The RBC Canadian Manufacturing Purchasing Managers' Index reading was a seasonally adjusted 48.7 last month, down from 51.0 in January and ending a 21-month period of sustained expansion.
Any number below 50.0 indicates contraction.
The monthly survey is conducted in association with Markit, a leading global financial information services company, and the Supply Chain Management Association.
RBC said Monday the survey highlights falling volumes of incoming new work and employment numbers across the sector.
Softer demand patterns also contributed to more cautious inventory policies and lower input buying in February.

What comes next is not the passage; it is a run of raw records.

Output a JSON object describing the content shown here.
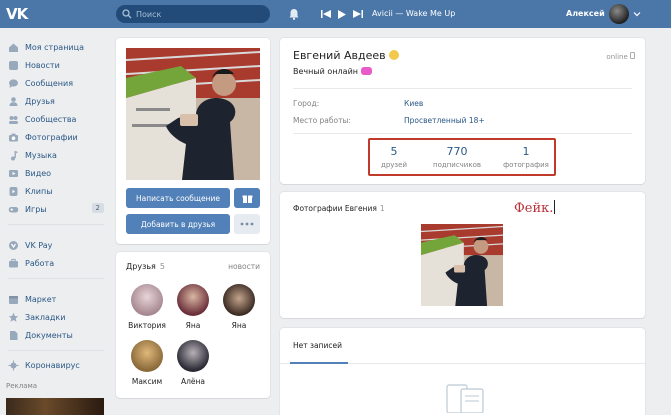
{
  "header": {
    "logo": "VK",
    "search_placeholder": "Поиск",
    "track": "Avicii — Wake Me Up",
    "user_name": "Алексей"
  },
  "nav": {
    "items": [
      {
        "label": "Моя страница",
        "icon": "home-icon"
      },
      {
        "label": "Новости",
        "icon": "news-icon"
      },
      {
        "label": "Сообщения",
        "icon": "messages-icon"
      },
      {
        "label": "Друзья",
        "icon": "friends-icon"
      },
      {
        "label": "Сообщества",
        "icon": "groups-icon"
      },
      {
        "label": "Фотографии",
        "icon": "camera-icon"
      },
      {
        "label": "Музыка",
        "icon": "music-icon"
      },
      {
        "label": "Видео",
        "icon": "video-icon"
      },
      {
        "label": "Клипы",
        "icon": "clips-icon"
      },
      {
        "label": "Игры",
        "icon": "games-icon",
        "badge": "2"
      },
      {
        "label": "VK Pay",
        "icon": "vkpay-icon"
      },
      {
        "label": "Работа",
        "icon": "work-icon"
      },
      {
        "label": "Маркет",
        "icon": "market-icon"
      },
      {
        "label": "Закладки",
        "icon": "bookmark-icon"
      },
      {
        "label": "Документы",
        "icon": "document-icon"
      },
      {
        "label": "Коронавирус",
        "icon": "virus-icon"
      }
    ],
    "ad_label": "Реклама"
  },
  "left_column": {
    "write_message": "Написать сообщение",
    "add_friend": "Добавить в друзья",
    "friends": {
      "title": "Друзья",
      "count": "5",
      "link": "новости",
      "list": [
        "Виктория",
        "Яна",
        "Яна",
        "Максим",
        "Алёна"
      ]
    }
  },
  "profile": {
    "name": "Евгений Авдеев",
    "online": "online",
    "status": "Вечный онлайн",
    "info": [
      {
        "label": "Город:",
        "value": "Киев"
      },
      {
        "label": "Место работы:",
        "value": "Просветленный 18+"
      }
    ],
    "counters": [
      {
        "value": "5",
        "label": "друзей"
      },
      {
        "value": "770",
        "label": "подписчиков"
      },
      {
        "value": "1",
        "label": "фотография"
      }
    ]
  },
  "photos": {
    "title": "Фотографии Евгения",
    "count": "1",
    "annotation": "Фейк."
  },
  "wall": {
    "tab": "Нет записей"
  },
  "colors": {
    "header": "#4a76a8",
    "accent": "#5181b8",
    "link": "#2a5885",
    "highlight_box": "#c0392b"
  }
}
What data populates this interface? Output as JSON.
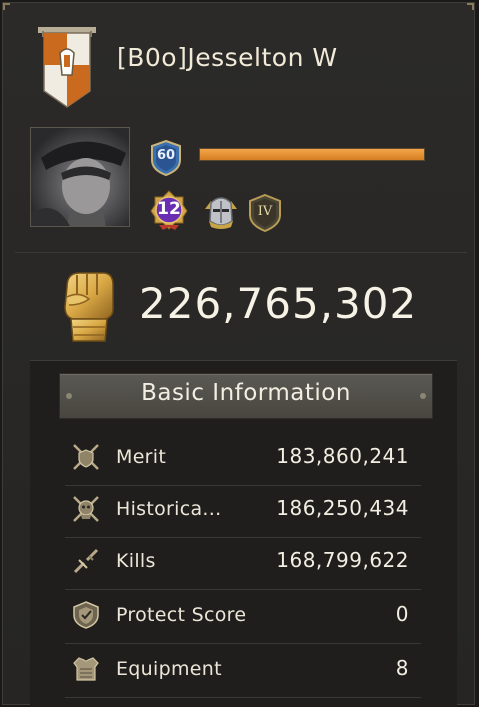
{
  "player": {
    "name": "[B0o]Jesselton W",
    "level": "60",
    "xp_progress": 1.0,
    "vip_level": "12",
    "rank_numeral": "IV"
  },
  "power": {
    "value": "226,765,302",
    "icon": "gauntlet-fist-icon"
  },
  "basic_info": {
    "title": "Basic Information",
    "rows": [
      {
        "label": "Merit",
        "value": "183,860,241",
        "icon": "crossed-swords-shield-icon"
      },
      {
        "label": "Historica...",
        "value": "186,250,434",
        "icon": "crossed-swords-skull-icon"
      },
      {
        "label": "Kills",
        "value": "168,799,622",
        "icon": "broken-sword-icon"
      },
      {
        "label": "Protect Score",
        "value": "0",
        "icon": "protect-shield-icon"
      },
      {
        "label": "Equipment",
        "value": "8",
        "icon": "armor-chestplate-icon"
      }
    ]
  },
  "colors": {
    "xp_bar": "#e08a2c",
    "banner_orange": "#c96a1e",
    "vip_purple": "#6b2fb3",
    "gold": "#d9b45a"
  }
}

The results, the lowest since the survey began in October 2010, signalled "a moderate deterioration in overall business conditions across the manufacturing sector," the bank said.
"February's data reflects the hit to confidence from the oil price shock with the weakness most evident in the energy intensive regions of the country," RBC chief economist Craig Wright said.
"Over time we expect the weaker Canadian dollar and stronger U.S. economy to turn sentiment higher."
The headline RBC PMI reflects changes in output, new orders, employment, inventories and supplier delivery times.
Among key findings of February survey: manufacturing PMI was at lowest level in almost 4 1/2 years, output, new orders and employment all decreased and a weaker exchange rate for the Canadian dollar led to "robust and accelerated" input cost inflation.